Kent State University just received a $300,000 grant from the National Endowment for the Humanities for its May 4 Visitors Center.
The May 4 Visitors Center will be a permanent, museum-style exhibit at the center of Kent State. On May 4, 1970, members of the Ohio National Guard fired at demonstrators, wounding 13 Kent State students, killing four. According to the university, many consider May 4 as one turning point in the course of the Vietnam War and the Nixon presidency.
"Receiving news of a $300,000 award from the National Endowment for the Humanities was stunning —and better than winning the lottery," said Laura Davis, who was a freshman at Kent State when the May 4 events occurred and today serves as an English professor and the university's faculty coordinator for May 4 initiatives. Davis co-authored Kent State's proposal to the NEH with Carole Barbato, both serving as co-principal investigators.
Visitors to the new center will explore the exhibit to better understand the events of that day in history, the times in which they took place and their meaning for citizens today, including the difference that can be made by young people.

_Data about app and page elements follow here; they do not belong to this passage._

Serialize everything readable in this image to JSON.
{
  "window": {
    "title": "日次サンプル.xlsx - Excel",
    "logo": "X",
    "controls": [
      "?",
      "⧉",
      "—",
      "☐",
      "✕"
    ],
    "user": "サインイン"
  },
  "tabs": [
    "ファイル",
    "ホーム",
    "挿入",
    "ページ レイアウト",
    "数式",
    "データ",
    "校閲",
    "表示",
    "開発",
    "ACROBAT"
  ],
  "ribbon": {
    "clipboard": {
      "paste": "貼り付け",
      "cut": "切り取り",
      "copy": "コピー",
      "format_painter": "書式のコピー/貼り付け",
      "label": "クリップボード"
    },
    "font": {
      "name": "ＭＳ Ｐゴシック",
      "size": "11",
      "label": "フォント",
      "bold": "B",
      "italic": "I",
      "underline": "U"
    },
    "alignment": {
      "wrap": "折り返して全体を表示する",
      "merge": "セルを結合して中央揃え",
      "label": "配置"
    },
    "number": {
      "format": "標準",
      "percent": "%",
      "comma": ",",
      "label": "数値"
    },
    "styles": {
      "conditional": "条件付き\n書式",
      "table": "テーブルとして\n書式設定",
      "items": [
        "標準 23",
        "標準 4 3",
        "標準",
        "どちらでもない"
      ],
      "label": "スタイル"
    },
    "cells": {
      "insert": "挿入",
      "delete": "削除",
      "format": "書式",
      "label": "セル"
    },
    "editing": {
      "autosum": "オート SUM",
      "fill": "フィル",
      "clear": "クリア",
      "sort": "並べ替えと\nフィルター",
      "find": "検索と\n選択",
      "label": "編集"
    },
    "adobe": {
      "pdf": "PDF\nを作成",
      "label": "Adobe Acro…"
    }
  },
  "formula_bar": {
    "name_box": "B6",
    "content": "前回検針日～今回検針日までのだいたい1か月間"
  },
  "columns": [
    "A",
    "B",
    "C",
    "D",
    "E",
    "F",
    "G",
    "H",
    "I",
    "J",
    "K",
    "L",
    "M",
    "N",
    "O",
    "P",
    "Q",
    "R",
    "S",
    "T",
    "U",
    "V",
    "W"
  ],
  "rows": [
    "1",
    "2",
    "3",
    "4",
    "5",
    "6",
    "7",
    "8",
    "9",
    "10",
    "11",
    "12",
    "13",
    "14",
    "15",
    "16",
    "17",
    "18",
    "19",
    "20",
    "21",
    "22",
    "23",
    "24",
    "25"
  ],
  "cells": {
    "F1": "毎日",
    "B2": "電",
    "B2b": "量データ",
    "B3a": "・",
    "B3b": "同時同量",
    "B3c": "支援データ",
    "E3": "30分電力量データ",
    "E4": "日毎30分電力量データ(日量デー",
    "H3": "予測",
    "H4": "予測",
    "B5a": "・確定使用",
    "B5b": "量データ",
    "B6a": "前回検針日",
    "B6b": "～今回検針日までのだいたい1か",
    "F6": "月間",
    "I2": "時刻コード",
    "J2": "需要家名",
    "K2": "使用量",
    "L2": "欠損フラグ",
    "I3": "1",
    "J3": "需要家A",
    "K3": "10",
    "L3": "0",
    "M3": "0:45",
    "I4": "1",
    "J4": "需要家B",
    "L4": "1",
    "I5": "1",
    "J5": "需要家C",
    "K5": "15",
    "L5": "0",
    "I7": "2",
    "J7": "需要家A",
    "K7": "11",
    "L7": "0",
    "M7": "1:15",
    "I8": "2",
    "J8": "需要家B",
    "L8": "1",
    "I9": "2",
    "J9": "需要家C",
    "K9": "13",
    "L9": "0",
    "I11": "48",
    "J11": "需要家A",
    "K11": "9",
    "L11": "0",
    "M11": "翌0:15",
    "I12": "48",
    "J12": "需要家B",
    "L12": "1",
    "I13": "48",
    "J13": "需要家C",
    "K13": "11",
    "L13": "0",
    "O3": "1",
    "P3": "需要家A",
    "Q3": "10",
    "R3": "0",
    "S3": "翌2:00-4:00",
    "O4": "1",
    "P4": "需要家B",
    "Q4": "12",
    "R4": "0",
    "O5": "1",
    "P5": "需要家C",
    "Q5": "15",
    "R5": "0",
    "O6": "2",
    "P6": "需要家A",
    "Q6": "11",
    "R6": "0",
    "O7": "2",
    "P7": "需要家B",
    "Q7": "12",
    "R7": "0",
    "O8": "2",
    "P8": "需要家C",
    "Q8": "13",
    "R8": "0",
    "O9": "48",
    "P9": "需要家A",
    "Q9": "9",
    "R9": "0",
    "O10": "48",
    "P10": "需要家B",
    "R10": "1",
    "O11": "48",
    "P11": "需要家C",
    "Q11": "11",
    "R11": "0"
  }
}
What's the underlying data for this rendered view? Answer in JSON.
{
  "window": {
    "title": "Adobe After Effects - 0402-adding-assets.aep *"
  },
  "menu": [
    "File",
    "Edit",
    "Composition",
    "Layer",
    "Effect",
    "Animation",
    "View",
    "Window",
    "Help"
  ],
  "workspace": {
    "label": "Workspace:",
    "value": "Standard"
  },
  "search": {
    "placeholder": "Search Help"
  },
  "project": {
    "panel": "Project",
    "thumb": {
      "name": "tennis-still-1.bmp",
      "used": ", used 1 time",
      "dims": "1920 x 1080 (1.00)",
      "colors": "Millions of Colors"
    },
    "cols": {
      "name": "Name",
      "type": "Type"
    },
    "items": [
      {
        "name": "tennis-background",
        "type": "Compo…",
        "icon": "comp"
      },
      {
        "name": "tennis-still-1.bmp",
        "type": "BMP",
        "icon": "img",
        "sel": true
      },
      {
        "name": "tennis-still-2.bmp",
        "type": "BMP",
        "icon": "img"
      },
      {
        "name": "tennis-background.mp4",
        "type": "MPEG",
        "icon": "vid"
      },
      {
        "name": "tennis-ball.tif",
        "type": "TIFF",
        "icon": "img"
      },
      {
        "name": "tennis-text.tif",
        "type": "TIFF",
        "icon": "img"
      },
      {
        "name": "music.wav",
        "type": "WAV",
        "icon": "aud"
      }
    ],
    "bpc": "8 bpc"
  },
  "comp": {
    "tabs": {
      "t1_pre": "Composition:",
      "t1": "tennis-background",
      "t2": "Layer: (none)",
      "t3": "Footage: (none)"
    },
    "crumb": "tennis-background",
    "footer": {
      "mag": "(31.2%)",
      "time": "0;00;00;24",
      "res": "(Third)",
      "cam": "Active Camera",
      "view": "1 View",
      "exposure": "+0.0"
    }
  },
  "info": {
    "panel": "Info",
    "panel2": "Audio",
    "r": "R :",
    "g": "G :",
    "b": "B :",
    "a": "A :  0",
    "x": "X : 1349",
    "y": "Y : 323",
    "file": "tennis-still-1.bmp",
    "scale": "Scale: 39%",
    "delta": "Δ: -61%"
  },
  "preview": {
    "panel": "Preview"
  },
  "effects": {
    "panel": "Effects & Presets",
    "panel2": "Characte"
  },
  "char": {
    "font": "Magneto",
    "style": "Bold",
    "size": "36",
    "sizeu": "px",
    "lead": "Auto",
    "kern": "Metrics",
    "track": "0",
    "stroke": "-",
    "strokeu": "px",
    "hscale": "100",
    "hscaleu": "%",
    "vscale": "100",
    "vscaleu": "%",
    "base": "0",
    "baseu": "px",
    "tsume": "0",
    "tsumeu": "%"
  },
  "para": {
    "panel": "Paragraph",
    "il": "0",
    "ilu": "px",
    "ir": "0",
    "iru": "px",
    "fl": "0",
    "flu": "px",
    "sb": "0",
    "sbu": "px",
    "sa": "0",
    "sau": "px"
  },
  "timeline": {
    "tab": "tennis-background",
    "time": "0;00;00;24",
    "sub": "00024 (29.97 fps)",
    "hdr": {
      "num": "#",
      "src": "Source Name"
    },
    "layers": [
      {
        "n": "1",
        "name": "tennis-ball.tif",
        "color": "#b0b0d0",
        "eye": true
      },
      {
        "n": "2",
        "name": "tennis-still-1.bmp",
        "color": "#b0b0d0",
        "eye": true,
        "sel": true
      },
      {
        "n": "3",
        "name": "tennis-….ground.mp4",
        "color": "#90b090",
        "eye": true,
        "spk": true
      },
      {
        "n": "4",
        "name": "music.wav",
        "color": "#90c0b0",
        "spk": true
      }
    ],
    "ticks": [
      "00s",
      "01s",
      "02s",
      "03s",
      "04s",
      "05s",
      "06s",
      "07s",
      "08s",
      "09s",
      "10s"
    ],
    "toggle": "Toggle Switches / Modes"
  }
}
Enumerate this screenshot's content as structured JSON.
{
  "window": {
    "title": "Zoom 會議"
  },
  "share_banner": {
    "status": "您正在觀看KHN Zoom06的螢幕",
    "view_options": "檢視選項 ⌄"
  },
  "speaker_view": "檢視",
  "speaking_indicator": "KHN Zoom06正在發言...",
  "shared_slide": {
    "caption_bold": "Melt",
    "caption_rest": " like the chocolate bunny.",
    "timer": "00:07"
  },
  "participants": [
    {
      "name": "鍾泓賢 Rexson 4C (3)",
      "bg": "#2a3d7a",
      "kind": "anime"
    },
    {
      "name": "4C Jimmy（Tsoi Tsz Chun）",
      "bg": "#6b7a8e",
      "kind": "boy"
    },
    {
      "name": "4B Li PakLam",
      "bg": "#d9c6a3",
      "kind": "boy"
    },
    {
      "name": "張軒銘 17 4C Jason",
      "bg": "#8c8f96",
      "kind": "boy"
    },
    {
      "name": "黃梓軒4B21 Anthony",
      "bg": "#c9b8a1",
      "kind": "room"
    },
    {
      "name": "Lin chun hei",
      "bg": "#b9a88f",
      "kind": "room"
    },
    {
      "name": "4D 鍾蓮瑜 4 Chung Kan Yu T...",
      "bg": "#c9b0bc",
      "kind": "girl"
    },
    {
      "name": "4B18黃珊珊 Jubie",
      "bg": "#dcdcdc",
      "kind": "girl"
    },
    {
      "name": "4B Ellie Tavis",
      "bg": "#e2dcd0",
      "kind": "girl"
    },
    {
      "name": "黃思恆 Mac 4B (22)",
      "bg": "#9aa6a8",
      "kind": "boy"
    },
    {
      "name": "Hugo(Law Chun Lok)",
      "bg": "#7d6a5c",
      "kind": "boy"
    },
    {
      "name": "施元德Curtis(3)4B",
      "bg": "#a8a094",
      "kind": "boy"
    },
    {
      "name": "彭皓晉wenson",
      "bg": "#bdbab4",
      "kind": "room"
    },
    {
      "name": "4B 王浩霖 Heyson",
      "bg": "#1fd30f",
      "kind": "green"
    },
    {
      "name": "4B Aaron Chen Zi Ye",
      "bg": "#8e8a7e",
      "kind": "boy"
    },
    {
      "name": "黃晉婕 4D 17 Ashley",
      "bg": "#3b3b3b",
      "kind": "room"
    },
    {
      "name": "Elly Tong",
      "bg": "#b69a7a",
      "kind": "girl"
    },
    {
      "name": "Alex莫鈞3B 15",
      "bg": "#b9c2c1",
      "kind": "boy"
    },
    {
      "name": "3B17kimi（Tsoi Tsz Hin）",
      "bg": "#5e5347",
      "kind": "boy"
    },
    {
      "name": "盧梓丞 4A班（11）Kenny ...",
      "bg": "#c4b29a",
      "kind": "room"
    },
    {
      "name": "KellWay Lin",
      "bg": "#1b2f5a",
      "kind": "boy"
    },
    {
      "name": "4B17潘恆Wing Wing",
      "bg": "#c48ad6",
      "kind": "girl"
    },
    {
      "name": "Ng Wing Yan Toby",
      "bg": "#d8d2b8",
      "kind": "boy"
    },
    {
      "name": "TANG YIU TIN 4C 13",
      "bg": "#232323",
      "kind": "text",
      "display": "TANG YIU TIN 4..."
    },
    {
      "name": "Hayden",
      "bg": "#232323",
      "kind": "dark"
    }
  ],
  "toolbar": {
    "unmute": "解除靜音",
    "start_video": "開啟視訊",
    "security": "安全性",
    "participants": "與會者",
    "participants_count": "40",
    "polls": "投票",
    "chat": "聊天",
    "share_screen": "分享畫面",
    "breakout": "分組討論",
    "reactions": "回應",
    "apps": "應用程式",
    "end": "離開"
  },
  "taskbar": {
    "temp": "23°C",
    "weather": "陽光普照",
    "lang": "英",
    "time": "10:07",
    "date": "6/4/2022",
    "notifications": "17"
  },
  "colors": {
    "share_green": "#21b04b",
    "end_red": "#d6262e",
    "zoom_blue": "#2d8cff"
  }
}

The May 4 Visitors Center will be located in Taylor Hall, adjacent to the May 4 Memorial on the Kent Campus. The university is working with museum design firm Gallagher & Associates of Silver Springs, Md., to complete content development and design for the permanent exhibit in the May 4 Visitors Center.